Economic Analysis of the New York Health Act,” by Gerald Friedman, PhD, April, 2015.

Facts on Deaths Due to Lack of Health Insurance in US,” Obamacare Facts.

Here’s a Map of the Countries That Provide Universal Health Care (America’s Still Not on It,” by Max Fisher, The Atlantic, June 28, 2012.

Is Health Care a Right? Health Reforms in the USA and their Impact Upon the Concept of Care,” by Mahiben Maruthappu, Rele Ologunde, and Ayinkeran Gunarajasingam, Annals of Medicine and Surgery, February 5, 2012.

Mass.

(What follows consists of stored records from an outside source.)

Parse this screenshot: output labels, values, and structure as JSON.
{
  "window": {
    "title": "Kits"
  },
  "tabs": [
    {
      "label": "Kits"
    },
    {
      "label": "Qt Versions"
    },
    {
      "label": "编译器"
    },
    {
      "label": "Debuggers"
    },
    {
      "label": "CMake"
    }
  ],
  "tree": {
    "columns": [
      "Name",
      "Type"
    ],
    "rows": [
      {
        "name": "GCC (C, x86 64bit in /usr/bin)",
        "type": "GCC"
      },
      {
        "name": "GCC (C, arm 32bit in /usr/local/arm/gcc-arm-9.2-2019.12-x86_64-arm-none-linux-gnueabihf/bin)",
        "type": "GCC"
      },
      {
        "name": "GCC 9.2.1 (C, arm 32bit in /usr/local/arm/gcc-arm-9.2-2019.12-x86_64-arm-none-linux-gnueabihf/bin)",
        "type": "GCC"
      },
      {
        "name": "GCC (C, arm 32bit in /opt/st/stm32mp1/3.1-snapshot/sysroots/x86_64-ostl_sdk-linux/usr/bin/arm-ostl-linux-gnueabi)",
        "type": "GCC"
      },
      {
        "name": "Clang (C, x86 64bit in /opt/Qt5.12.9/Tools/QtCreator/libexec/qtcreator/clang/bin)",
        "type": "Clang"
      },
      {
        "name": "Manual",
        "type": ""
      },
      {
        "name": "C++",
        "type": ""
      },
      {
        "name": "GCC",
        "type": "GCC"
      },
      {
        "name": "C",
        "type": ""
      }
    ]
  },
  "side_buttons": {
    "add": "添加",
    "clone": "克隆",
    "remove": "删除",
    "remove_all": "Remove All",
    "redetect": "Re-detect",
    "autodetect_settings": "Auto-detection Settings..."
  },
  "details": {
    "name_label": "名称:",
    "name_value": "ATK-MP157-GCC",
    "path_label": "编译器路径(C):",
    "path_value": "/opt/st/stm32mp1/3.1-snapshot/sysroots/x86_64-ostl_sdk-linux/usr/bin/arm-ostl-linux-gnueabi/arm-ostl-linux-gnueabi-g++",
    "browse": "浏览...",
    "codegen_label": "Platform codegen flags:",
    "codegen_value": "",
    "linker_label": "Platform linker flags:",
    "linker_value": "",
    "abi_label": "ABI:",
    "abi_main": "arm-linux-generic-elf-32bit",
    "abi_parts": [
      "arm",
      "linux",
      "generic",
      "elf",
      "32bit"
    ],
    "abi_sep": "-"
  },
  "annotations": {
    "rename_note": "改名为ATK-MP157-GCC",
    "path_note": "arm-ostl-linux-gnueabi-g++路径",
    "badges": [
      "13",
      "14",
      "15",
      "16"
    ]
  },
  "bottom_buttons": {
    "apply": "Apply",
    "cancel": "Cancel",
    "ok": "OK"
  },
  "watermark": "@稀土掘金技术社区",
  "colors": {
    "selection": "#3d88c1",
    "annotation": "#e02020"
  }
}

Ditches RomneyCare Exchange,” by Kyle Cheney, May 6, 2014.

Promoting Health as a Human Right in the Post-ACA United States,” by Andrea S. Christopher, MD, and Dominic Caruso, AMA Journal of Ethics, Volume 17, Number 10: 958-965, October 2015.

Single Payer Health Plan for New York,” By Assembly Member Richard N. Gottfried Chair, NYS Assembly Committee on Health, May 1, 2013.

The State-Level Future of Healthcare Reform,” by Eric Schnurer, The Atlantic, April 10, 2015.

What is the Human Right to Health and Health Care?” National Economic & Social Rights Initiative.